Tag Archives: macro

Latin America reality check: You too may be the 1%

I’m in the “model” Latin American country, Chile. Yesterday, I had to run some errands in Vitacura, which is part of the prosperous “favoured quarter“* of Santiago. It was a classic edge city day. Much of it could as easily have happened in San Ramon, California, as Santiago, Chile. I dropped off my MacBook Pro at a certified Apple dealer next door to a vendor of fine leathers. Walked on a tree-lined sidewalk past an Audi dealer. In the distance, the Marriott, a towering executive desk ornament, windows shut against the smog.

To keep all this prosperity running, you need a critical mass of people with money, right? Which is why an article in the Sunday print edition of generally elite-oriented newspaper La Tercera was so surprising. Here’s what Yale/UChile economics professor Eduardo Engel writes:

Slightly more than 6 million Chileans received a salary in 2010. How many received a monthly wage of more than 6 million pesos (US$144,000 a year)? Please, wait a second. Don’t keep reading, just answer. It’ll be worth the trouble. You have an answer? Second question: how many earned at least 2 million pesos a month (US$48,000 a year)? And third, how many earned at least 1.2 million a month (US$29,000)? Continue reading

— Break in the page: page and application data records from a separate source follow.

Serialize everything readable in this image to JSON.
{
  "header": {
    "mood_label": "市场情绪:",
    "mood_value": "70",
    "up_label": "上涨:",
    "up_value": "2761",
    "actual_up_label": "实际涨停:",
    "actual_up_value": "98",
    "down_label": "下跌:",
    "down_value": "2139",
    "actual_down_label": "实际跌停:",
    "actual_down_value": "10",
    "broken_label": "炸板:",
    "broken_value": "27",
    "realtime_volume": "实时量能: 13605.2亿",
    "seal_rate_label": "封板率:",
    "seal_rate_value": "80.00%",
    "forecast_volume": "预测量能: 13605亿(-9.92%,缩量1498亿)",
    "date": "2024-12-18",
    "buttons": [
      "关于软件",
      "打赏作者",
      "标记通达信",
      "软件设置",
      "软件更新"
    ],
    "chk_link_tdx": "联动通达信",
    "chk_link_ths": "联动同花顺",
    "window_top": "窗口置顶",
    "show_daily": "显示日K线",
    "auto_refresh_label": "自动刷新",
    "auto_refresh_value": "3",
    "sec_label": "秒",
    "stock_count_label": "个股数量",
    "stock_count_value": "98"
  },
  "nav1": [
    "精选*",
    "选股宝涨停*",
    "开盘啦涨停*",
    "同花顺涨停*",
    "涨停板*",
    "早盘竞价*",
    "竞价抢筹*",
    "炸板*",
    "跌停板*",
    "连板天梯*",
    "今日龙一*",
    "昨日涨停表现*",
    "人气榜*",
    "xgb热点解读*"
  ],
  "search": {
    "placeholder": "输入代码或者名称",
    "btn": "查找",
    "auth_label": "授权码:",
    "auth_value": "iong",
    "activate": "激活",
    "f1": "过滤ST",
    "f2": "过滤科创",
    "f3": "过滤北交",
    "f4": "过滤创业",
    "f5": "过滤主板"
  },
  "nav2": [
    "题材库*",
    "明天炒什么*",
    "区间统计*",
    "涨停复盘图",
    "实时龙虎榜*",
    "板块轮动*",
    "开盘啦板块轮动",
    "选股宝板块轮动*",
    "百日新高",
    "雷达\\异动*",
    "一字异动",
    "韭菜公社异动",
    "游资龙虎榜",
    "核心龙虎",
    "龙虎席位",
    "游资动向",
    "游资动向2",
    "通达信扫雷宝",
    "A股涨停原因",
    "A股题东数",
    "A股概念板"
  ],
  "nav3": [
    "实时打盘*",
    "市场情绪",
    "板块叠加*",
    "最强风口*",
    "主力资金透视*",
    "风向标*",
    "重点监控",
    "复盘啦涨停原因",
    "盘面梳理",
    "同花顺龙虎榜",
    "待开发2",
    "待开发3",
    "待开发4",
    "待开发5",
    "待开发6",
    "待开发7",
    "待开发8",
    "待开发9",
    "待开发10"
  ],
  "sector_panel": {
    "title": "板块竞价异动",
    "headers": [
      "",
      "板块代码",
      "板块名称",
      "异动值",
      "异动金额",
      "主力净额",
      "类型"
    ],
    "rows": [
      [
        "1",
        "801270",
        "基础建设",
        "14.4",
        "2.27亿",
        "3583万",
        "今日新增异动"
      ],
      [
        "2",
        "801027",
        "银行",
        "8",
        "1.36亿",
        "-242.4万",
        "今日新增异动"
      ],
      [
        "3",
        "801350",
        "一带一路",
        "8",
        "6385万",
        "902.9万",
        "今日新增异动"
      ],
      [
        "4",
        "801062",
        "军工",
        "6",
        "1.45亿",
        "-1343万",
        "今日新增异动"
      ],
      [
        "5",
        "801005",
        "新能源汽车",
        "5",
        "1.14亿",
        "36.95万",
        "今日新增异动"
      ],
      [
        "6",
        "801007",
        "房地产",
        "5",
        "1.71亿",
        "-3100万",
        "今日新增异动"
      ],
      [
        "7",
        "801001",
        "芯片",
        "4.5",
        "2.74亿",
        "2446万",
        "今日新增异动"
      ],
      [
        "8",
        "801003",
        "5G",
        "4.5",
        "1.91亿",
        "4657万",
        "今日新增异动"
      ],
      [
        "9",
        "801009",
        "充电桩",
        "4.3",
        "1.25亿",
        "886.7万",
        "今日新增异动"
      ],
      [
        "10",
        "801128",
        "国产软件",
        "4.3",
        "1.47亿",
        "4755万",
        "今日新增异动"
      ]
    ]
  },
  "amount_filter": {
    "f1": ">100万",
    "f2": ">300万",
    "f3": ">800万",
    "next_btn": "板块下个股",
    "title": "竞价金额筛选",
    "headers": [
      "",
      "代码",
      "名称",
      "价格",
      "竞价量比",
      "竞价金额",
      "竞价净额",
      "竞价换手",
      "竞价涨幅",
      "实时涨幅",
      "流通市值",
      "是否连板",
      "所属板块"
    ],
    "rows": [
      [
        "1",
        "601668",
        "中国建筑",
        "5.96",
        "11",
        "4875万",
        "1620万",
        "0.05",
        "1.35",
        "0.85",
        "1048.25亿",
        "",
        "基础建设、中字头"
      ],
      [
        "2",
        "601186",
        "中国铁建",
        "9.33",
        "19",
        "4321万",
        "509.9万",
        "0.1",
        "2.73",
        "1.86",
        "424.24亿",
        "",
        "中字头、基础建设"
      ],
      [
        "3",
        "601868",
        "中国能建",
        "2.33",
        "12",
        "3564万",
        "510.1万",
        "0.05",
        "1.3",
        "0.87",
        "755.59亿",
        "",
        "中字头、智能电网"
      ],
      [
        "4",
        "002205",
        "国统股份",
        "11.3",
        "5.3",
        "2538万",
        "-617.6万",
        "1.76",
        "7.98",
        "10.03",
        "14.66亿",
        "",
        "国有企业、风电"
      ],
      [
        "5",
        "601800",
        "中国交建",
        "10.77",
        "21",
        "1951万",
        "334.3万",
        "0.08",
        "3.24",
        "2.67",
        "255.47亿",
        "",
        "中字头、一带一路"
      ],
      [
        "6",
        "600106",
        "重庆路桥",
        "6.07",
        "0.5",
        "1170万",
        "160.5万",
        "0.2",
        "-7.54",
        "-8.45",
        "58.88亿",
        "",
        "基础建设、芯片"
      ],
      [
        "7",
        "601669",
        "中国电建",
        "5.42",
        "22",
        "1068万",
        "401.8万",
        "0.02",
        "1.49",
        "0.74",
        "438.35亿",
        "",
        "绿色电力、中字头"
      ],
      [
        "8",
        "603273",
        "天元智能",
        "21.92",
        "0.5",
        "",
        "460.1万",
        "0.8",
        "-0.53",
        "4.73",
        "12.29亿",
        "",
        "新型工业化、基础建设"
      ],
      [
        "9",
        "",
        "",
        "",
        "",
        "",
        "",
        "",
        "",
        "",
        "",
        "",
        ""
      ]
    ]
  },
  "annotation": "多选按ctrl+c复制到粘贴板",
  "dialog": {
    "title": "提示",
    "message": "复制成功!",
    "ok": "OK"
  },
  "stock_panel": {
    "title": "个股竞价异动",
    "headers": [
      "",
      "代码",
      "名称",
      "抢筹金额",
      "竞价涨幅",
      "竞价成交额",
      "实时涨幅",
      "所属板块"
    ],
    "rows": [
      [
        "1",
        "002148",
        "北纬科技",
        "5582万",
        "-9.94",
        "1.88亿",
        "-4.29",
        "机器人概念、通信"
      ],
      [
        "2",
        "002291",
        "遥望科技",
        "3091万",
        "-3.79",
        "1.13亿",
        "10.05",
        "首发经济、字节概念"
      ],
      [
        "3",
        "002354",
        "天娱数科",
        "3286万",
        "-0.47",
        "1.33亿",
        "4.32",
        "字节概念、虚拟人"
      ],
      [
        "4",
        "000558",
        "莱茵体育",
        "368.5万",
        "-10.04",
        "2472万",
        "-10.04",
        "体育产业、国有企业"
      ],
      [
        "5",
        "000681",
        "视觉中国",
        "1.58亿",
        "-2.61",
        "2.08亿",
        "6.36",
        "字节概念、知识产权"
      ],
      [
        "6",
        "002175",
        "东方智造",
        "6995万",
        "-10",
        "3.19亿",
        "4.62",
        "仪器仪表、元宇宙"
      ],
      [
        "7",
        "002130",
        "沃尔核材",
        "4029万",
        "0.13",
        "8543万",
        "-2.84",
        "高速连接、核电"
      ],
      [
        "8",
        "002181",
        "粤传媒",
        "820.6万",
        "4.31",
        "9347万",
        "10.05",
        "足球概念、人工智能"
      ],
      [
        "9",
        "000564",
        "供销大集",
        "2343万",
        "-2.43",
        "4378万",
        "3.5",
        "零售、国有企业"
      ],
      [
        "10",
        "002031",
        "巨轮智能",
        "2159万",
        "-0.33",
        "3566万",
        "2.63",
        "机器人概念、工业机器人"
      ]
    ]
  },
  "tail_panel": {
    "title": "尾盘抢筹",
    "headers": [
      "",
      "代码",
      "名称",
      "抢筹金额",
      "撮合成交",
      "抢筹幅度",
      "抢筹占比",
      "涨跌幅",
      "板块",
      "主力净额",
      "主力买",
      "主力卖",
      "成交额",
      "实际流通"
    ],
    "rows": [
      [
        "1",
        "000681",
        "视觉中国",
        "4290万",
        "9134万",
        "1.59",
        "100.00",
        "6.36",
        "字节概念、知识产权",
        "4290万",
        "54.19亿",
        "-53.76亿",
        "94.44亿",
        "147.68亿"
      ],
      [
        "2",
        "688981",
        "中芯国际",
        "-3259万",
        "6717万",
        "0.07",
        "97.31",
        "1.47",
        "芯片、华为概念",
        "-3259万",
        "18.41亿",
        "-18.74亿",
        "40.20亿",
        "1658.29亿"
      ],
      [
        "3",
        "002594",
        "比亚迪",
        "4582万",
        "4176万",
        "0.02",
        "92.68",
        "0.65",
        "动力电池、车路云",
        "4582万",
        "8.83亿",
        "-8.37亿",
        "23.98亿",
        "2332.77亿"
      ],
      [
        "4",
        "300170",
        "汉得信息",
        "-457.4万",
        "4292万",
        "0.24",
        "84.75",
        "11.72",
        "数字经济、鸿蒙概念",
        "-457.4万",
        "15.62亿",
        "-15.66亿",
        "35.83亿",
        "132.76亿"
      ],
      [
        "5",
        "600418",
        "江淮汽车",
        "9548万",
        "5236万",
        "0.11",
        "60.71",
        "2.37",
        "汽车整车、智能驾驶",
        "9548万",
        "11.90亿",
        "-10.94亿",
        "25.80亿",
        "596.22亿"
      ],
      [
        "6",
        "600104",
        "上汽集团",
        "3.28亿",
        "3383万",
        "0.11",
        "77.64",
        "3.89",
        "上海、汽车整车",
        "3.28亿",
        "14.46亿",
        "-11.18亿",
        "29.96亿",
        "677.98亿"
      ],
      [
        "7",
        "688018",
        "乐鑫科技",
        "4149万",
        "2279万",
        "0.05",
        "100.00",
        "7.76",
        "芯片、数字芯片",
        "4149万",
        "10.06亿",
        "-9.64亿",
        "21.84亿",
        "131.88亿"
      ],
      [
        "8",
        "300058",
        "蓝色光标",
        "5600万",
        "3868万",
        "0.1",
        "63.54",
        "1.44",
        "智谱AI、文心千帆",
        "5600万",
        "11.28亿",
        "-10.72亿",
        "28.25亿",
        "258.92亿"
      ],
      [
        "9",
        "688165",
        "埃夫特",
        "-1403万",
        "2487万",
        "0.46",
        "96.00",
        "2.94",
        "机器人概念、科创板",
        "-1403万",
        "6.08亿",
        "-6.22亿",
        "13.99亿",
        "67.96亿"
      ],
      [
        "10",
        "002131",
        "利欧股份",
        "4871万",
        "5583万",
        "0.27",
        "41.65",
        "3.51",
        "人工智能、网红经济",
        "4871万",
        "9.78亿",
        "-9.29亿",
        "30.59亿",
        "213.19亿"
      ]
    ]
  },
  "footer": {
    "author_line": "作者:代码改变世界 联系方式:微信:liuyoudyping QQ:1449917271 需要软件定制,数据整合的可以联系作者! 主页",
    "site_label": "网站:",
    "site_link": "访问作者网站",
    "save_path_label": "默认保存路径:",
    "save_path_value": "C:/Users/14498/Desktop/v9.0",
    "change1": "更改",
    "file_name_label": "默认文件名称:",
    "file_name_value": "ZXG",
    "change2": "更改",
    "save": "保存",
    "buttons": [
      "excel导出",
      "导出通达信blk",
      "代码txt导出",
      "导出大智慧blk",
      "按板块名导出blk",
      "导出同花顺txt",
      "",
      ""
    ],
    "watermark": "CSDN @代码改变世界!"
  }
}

Pricing power, Colombia-Venezuela edition

There are many ways to translate “pricing power” into Spanish. But the easiest way to explain what it means is here (PDF), on page 7.

Ecopetrol’s export price for “gases” — which as far as I can tell is natural gas* — in the fourth quarter went up to US$5.80 per million BTU, from $4 in 4q2010. The average price for the year rose to $5 from $3.90. As long-time readers may recall, Colombian gas exports are basically to Venezuela, via a pipeline built (ostensibly) to export Venezuelan gas to Colombia. Because Venezuela’s natural gas situation remains grim, Colombian producers including Chevron Corp. sell to Colombian national oil company Ecopetrol, which in turn sells to PDVSA, the state oil company in Venezuela, which then sells the gas to power generators and chemical plants.

I’ll leave it to the Venezuela howling squad to worry about the fact that PDVSA’s retail prices for natural gas remain the same year after year. For me, the interesting thing here is that Ecopetrol has Venezuela over such a barrel that it seems able to pretty much raise prices. I mean, where else is Venezuela going to go? Volumes exported also rose 47 percent year-over-year because of “higher demand in Venezuela” and more gas available for export.

At some point, the shoe will be on the other foot, as Venezuela has a nearly bottomless pit of gas if it can ever figure out how to get it out of the ground, and Colombian gas — well, see the last entry for more on that. Gas sales in Colombia are at a 2-year low.

*It’s Friday night so I’m not going to bother Ecopetrol flaks about this, but this whole entry is off-base if the word “gases” includes butane. Sorry for the ambiguity, but this is the journalism you get for free. On Friday night.